It means exceptional talent acquisition starts from within.


How to create your employment brand infinity loop. 

We’ve gone down this path at Cox Enterprises and have executive support across the company now. But, not all companies have the same resources and support. You may not have the ability to build and develop a calculated Infinity Loop that includes new employee benefits, well-crafted landing pages, deftly-executed external communications and other time-consuming methods like we did.

But you can create an Infinity Loop of your own no matter your budget. I have four (fairly) simple steps for you:

Listen. Amazing how often we forget to listen, right? Scouring review sites like Glassdoor or social media platforms like Twitter and seeing what people are saying about your brand requires minimal effort and no additional resources (or budget!). Conduct external surveys with candidates and internal surveys with employees. Go to Town Hall meetings or other public gatherings. People have opinions about you. All you need to do is pay attention.

Analyze. Take the feedback you’ve gathered and look for themes. Remember: reviews almost always skew negative, so don’t react impulsively to every discouraging thing you see. Look for common threads and compare feedback across different channels. Make sure you partner with HR and internal comms as you embark on this.

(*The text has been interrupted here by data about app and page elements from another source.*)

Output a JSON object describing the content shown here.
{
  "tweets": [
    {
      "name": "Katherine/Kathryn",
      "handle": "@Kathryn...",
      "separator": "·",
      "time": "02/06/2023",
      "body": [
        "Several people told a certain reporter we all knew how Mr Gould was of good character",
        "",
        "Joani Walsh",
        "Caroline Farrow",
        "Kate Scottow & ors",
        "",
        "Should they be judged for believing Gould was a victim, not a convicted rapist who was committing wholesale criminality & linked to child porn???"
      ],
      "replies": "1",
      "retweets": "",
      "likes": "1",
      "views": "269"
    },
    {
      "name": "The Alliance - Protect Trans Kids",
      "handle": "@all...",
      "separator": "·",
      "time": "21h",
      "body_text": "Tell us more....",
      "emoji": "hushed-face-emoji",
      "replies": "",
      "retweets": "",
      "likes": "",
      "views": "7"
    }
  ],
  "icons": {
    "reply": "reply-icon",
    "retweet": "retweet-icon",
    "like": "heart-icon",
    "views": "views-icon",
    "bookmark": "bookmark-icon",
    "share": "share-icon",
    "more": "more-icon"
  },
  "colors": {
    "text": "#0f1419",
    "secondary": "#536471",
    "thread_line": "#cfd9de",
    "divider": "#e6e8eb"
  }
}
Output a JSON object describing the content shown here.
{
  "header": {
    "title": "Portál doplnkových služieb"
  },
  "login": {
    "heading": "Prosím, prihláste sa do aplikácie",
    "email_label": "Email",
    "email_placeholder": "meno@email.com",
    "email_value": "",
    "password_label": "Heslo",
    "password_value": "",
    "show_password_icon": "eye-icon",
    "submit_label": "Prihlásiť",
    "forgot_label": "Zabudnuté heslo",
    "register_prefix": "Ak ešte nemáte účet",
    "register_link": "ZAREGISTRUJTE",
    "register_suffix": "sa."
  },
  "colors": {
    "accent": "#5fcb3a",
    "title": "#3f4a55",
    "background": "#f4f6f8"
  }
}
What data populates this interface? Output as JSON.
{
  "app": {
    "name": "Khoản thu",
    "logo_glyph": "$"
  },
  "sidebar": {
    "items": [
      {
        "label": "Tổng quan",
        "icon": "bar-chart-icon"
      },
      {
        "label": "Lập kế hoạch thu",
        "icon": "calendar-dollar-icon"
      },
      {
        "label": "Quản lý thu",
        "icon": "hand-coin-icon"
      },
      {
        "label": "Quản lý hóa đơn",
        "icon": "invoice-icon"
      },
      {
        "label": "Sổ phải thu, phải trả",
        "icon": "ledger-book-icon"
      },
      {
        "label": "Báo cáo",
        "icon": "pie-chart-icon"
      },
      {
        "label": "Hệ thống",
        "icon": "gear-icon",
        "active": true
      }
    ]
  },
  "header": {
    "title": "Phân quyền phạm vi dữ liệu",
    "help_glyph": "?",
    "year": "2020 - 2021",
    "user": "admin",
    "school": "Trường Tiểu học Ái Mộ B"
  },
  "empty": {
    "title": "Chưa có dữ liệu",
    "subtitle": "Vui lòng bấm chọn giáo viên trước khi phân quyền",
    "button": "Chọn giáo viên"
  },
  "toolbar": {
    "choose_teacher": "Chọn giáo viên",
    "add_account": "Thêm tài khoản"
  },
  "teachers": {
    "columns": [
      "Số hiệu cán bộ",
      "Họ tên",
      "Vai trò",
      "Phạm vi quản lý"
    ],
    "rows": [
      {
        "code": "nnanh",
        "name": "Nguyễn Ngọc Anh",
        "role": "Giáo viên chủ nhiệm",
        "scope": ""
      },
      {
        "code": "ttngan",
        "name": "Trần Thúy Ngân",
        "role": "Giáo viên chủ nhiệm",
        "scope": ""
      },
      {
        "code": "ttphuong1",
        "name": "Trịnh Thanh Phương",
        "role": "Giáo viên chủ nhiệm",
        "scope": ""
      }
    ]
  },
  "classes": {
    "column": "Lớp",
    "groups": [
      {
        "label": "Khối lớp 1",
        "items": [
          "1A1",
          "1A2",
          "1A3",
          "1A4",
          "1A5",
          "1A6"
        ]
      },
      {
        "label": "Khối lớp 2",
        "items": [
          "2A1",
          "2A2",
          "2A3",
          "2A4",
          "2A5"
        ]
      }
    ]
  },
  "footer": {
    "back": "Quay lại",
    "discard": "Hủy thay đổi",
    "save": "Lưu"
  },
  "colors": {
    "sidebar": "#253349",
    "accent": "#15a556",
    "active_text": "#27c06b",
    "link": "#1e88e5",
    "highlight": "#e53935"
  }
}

Act. Get buy-in from your TA and HR leadership and act as a cohesive team. Share your learnings and decide who is going to handle what efforts. As you begin to plan and execute different tasks, make sure you are staying synced with what is going on so you can turn that into recruitment marketing content.

Apply. Follow the Employment Brand Infinity Loop (or build a slight variation that suits your company’s needs) and start nurturing happier, more engaged employees.


It can't be that easy...can it?

It kind of is. Consider this: It’s been proven that happy employees generate 20% more revenue (happy salespeople can drive over 37% more sales alone).

Happy, engaged employees are more present and productive and attuned to the needs of customers; they’re also more observant to the processes and systems of the company. Highly-engaged business units result in 21% greater profitability.

And, happier employees help talent acquisition by boosting reviews and ratings on review sites, serve as advocates to friends and family, drive referrals into your pipelines and build internal pipelines with organic career growth.

And this is not a coincidence: Stock prices of Fortune’s “100 Best Companies to Work For” rose 14% per year from 1998 to 2005, while companies not on the list only saw a 6% increase. Plus, Symphony Talent's latest research on the Fortune 500 revealed companies earning an A or B in recruitment marketing practices (227 total companies) posted $71B in annual average revenue in 2018 — $16B more than Cs, Ds, and Fs (273 total companies)… combined.

This data should help as you convince your leadership to start listening more. Learning more. And adapting how you think about your employment brand.

Because, remember, you don’t control your employment brand. Your employees do.


This article is based on Adam’s mainstage session at Transform Live 2019. Access the full session recording here.


Want to learn more about building an employer brand that supports your infinity loop? Our partners at the Chad & Cheese Podcast dive into this topic with industry experts.